CARMEL, Maine (NEWS CENTER) -- It's been one year since the massive pile-up of cars and trucks took place on I-95 in Carmel, Maine. 102 vehicles mangled and heaped over one another, involving 149 people. No one died in the pile-up, but there were several injuries.
Breanna Brown, who was a passenger in one of the vehicles involved, remembers that frightful day. "If you ever crunched a can, it was that loud, just magnified in your ears and just a lot of pain, all at once."
Brown burst her fourth lumbar vertebrae, causing her to undergo a 10-hour surgery.
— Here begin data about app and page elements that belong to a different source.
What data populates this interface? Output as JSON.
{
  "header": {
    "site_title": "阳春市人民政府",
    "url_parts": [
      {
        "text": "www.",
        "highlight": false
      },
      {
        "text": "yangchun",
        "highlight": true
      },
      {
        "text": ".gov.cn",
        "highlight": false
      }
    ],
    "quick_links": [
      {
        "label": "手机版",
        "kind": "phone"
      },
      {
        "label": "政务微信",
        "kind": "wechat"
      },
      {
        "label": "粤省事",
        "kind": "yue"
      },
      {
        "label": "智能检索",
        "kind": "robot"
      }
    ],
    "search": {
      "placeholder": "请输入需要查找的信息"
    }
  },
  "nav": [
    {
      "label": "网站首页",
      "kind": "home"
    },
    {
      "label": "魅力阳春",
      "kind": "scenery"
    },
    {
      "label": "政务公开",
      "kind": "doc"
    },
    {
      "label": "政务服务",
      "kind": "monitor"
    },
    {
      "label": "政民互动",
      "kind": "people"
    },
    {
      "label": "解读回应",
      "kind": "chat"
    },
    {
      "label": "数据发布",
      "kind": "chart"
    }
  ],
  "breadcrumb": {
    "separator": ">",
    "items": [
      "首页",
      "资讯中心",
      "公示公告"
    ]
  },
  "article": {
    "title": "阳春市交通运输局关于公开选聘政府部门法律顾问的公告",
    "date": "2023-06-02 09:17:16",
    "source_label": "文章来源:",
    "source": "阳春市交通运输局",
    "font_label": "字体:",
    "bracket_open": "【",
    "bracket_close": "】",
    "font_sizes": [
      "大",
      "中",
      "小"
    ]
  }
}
Her third to fifth lumbar vertebrae were fused as one, so Brown lost a lot of flexibility and range of motion.
"My bottom was in the passenger seat, the roof of the vehicle was touching the console, and I was wrapped around it, holding onto the steering wheel," she said.
Brown spent months going to physical therapy, but she is still in pain every day. "I still have a slight limp that I'm constantly trying to correct. I have a lot of numbness and just a lot of general pain in my back and hip area," she said.
Despite all the pain, she climbed on her motorcycle this past summer. "I just wanted to prove to myself that I was still me. I could still enjoy the things that I love. Even though my life has changed, I can still hold on to things that are important to me," said Brown.
Everyone who was involved in the accident or saw videos of it was shocked that everyone made it out safely. And in a strange twist, the massive accident may have saved a life.
"When my stepfather took hit CT-scan, they found a cancerous tumor on his kidney. We might not have known until it was affecting his health seriously and maybe we couldn't rewind the clock at that point," said Brown.
Peggy Leonard was another woman involved in the accident.
"I literally slalomed in my car through six cars and I hit a side rail," she said.
That's when a tractor trailer plowed into her Volkswagen, sending her spinning. When she looked up, another tractor trailer was heading right for her. "Some voice inside said to throw it in reverse. I just turned it a little, so it split my car open instead of hitting me head on. That little move probably saved me from very serious injury or possibly saved my life," said Leonard.
Leonard suffered injuries to her hip and shoulder.
It's been one year, and both Brown and Leonard said their lives have changed. "Because I had such a close call with my life, you have to live your life and do the things you want to do. You have to live for now," said Leonard.
"I can't stay mad at someone for a long time. I can't leave the house without telling people I love them. It's eye-opening when a near-death experience happens and you realize, 'wow, I do have an expiration date and it might be sooner than I thought'," said Brown.
Brown is still pursuing her dream to become an optometrist, and she said she's pushing towards that goal because she knows what it's like to rely on doctors. "I can't wait to become an optometrist and help people. It's going to be the most rewarding thing."
There is a GoFundMe page for Breanna Brown to help pay for medical bills, associated with last year's pile-up.
According to state police, there were a number of factors that caused the pile-up. After a lengthy investigation, they said speed, road conditions and weather conditions contributed to the crash.